New HCV Infections Still Rising Among MSM With HIV in France
25th Conference on Retroviruses and Opportunistic Infections (CROI), March 4-7, 2018, Boston
 

Mark Mascolini

Despite high uptake of direct-acting antiviral (DAA) therapy and high HCV cure rates, incidence of acute HCV infection continued to rise among HIV-positive French men who have sex with men (MSM) from 2012 through 2016 [1]. The reinfection rate more than doubled the new-infection rate in these men.

 

Recent development and deployment of DAA therapy raised hopes that widespread treatment could greatly limit new infections with HCV. After DAAs arrived, active HCV infection did drop dramatically in many French HIV groups, but not among HIV-positive MSM. Researchers working with the Dat'AIDS cohort, which includes 25% of HIV-positive people in care in France, aimed to update HCV incidence trends in HIV-positive MSM and others.

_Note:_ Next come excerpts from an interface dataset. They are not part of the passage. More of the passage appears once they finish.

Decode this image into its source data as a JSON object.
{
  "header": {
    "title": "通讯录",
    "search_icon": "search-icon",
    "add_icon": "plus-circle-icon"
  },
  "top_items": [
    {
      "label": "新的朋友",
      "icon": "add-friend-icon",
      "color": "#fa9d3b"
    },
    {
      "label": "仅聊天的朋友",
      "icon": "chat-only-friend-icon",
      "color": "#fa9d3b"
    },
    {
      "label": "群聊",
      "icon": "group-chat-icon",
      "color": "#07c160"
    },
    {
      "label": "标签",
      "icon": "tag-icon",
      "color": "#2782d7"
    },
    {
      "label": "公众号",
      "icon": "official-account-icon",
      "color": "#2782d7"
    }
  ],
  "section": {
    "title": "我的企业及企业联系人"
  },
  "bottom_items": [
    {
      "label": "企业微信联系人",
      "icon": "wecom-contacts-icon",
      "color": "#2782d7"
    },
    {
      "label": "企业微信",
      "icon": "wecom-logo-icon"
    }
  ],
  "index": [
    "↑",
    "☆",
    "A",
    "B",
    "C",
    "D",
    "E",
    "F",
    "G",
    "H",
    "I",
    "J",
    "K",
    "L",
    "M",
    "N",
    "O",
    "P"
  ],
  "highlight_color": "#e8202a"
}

The analysis involved 38,217 HIV-positive people with known HCV status, 5559 of whom (15%) already had HCV infection. Among people with detectable HCV RNA, 43% began DAA therapy by 2016, and 82% achieved cure either spontaneously or through DAA therapy. Among HIV-positive people cured of HCV, median age stood at 49 and 27% were women. Among cured people, the HIV transmission risk factor was gay sex in 19%, heterosexual sex in 21%, and drug injecting in 49%. Most of these coinfected cured people, 85%, had an HIV load below 50 copies,

HCV incidence (either new infection or reinfection) rose significantly in MSM from just below 0.5 per 100 person-years in 2012 to more than 1.0 per 100 person-years in 2016 (P = 0.001). Among other HIV risk groups, HCV incidence also climbed significantly from 2012 through 2016 (P = 0.01) but peaked at around only 0.2 per 100 person-years in 2016. 

The rate of first HCV infections rose significantly among MSM from 2012 through 2016, from below to well above 0.5 per 100 person-years (P < 0.001). Among all other HIV risk groups, the rate of first HCV infections stayed flat at around 0.1 per 100 person-years across the study period (P = 0.449).

Among people cured of HCV infection, the reinfection rate among MSM stood at about 2.5 per 100 person-years in 2012, rose in 2013, fell below 2.0 per 100 person-years in 2014, then climbed again in 2015 and 2016. The overall trend was not statistically significant. Across the study period, the reinfection rate in other HIV risk groups always stayed below 1.0 per 100 person-years. Because the reinfection rate remained consistently higher than the first-infection rate in MSM, the researchers suggested that a subgroup of MSM continued "high-risk practices" after HCV cure.

In contrast to these findings, a study in Switzerland (covered separately by NATAP) produced evidence that wide DAA use halved HCV incidence in HIV-positive MSM [2].